**** Source data
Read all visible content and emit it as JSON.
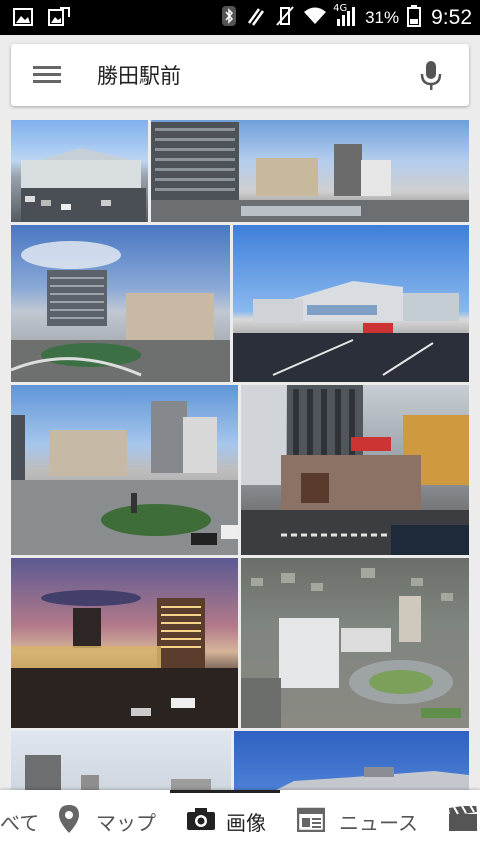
{
  "status": {
    "battery": "31%",
    "time": "9:52",
    "signal_label": "4G"
  },
  "search": {
    "query": "勝田駅前"
  },
  "tabs": [
    {
      "label": "べて",
      "icon": "all-icon"
    },
    {
      "label": "マップ",
      "icon": "map-pin-icon"
    },
    {
      "label": "画像",
      "icon": "camera-icon",
      "active": true
    },
    {
      "label": "ニュース",
      "icon": "news-icon"
    },
    {
      "label": "",
      "icon": "video-icon"
    }
  ],
  "images": [
    {
      "id": "station-plaza-photo"
    },
    {
      "id": "city-buildings-photo"
    },
    {
      "id": "rotary-buildings-photo"
    },
    {
      "id": "station-building-photo"
    },
    {
      "id": "plaza-towers-photo"
    },
    {
      "id": "street-corner-photo"
    },
    {
      "id": "night-station-photo"
    },
    {
      "id": "aerial-model-photo"
    },
    {
      "id": "tower-photo"
    },
    {
      "id": "station-blue-sky-photo"
    }
  ]
}
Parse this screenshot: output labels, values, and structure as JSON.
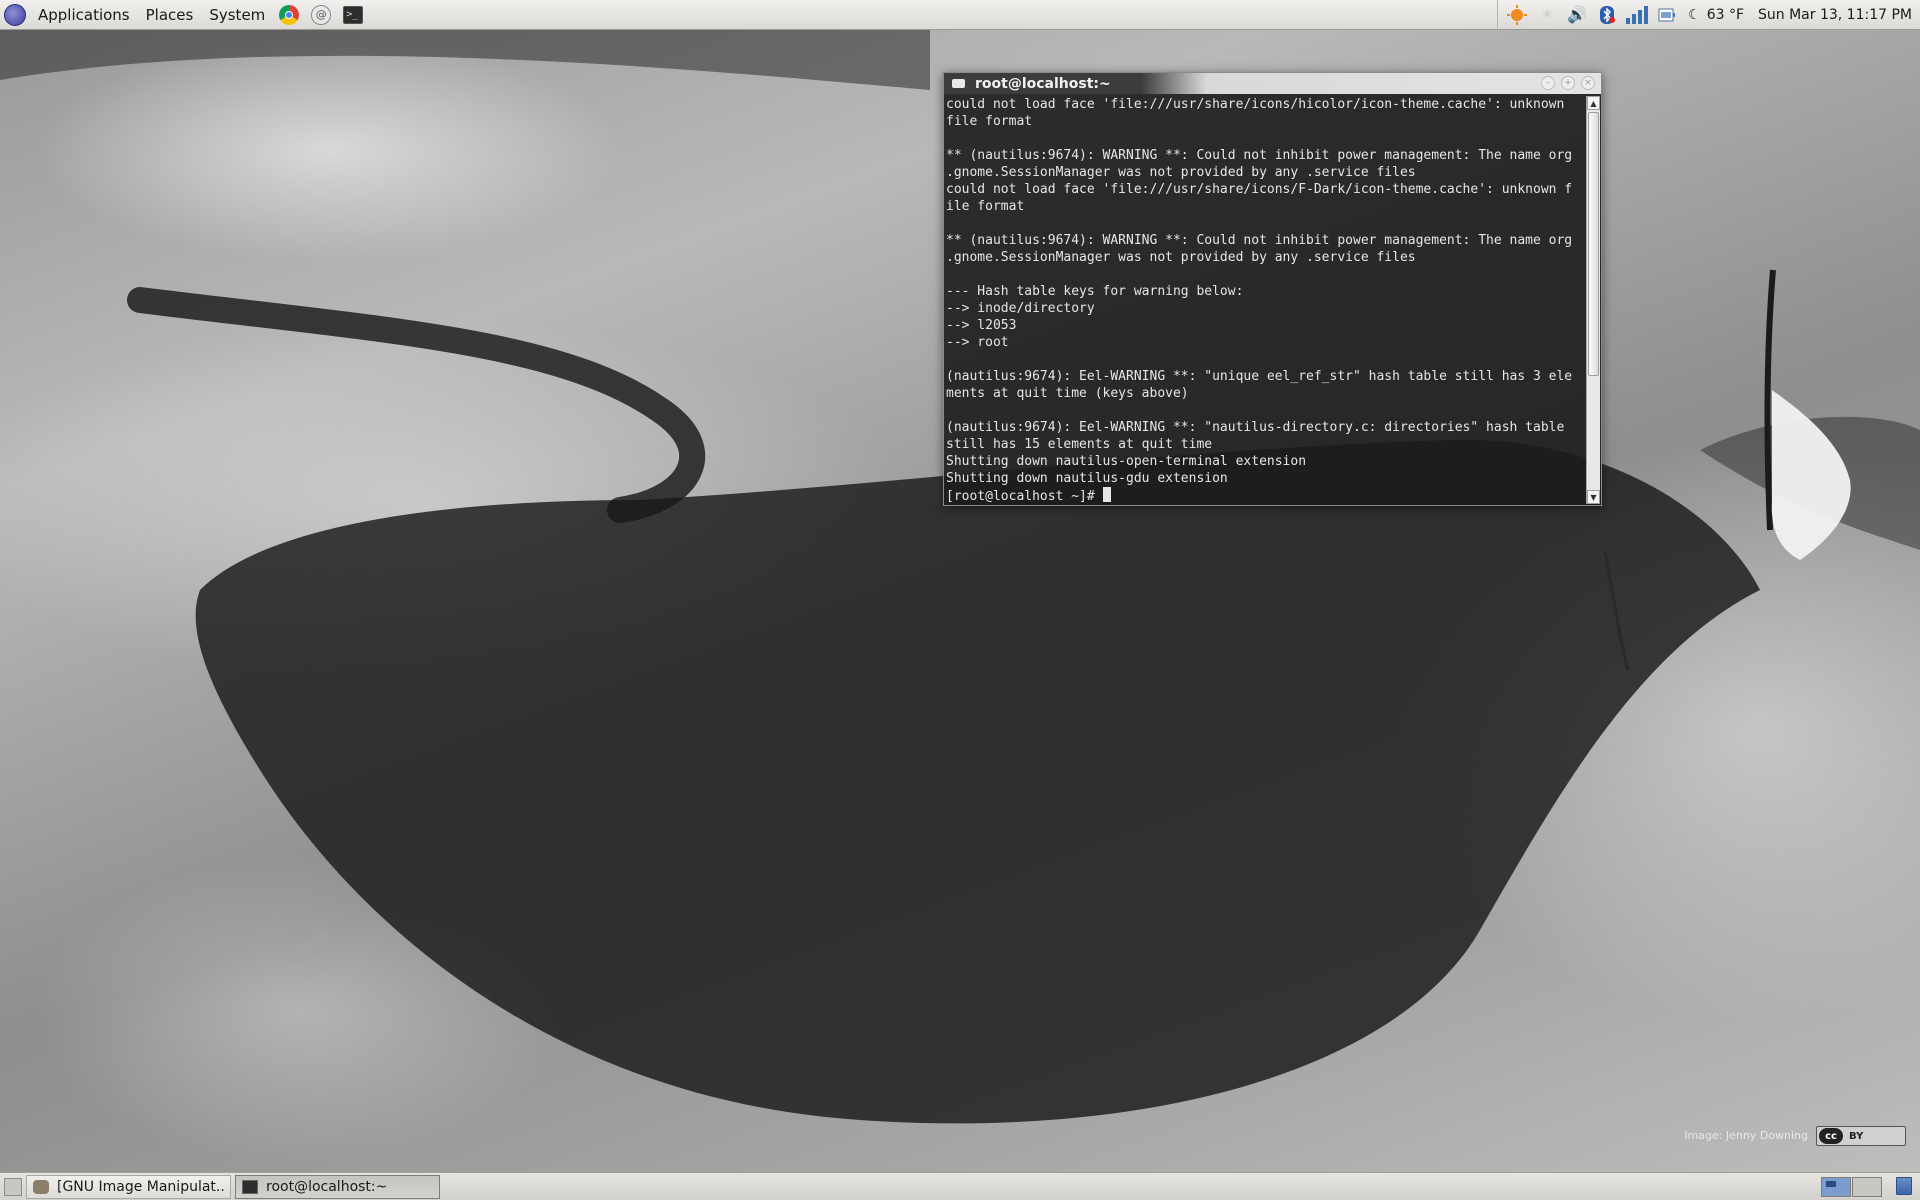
{
  "top_panel": {
    "menus": [
      "Applications",
      "Places",
      "System"
    ],
    "launchers": [
      "chrome-icon",
      "mail-icon",
      "terminal-icon"
    ],
    "tray": {
      "icons": [
        "update-icon",
        "weather-sun-icon",
        "volume-icon",
        "bluetooth-icon",
        "network-icon",
        "battery-icon"
      ],
      "weather_icon": "moon-icon",
      "temperature": "63 °F",
      "clock": "Sun Mar 13, 11:17 PM"
    }
  },
  "terminal": {
    "title": "root@localhost:~",
    "lines": [
      "could not load face 'file:///usr/share/icons/hicolor/icon-theme.cache': unknown",
      "file format",
      "",
      "** (nautilus:9674): WARNING **: Could not inhibit power management: The name org",
      ".gnome.SessionManager was not provided by any .service files",
      "could not load face 'file:///usr/share/icons/F-Dark/icon-theme.cache': unknown f",
      "ile format",
      "",
      "** (nautilus:9674): WARNING **: Could not inhibit power management: The name org",
      ".gnome.SessionManager was not provided by any .service files",
      "",
      "--- Hash table keys for warning below:",
      "--> inode/directory",
      "--> l2053",
      "--> root",
      "",
      "(nautilus:9674): Eel-WARNING **: \"unique eel_ref_str\" hash table still has 3 ele",
      "ments at quit time (keys above)",
      "",
      "(nautilus:9674): Eel-WARNING **: \"nautilus-directory.c: directories\" hash table",
      "still has 15 elements at quit time",
      "Shutting down nautilus-open-terminal extension",
      "Shutting down nautilus-gdu extension"
    ],
    "prompt": "[root@localhost ~]# "
  },
  "desktop": {
    "credit": "Image: Jenny Downing",
    "license_badge": {
      "cc": "cc",
      "by": "BY"
    }
  },
  "bottom_panel": {
    "tasks": [
      {
        "label": "[GNU Image Manipulat...",
        "icon": "gimp-icon"
      },
      {
        "label": "root@localhost:~",
        "icon": "terminal-icon"
      }
    ]
  }
}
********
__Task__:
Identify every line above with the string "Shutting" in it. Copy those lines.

__Expected answer__:
      "Shutting down nautilus-open-terminal extension",
      "Shutting down nautilus-gdu extension"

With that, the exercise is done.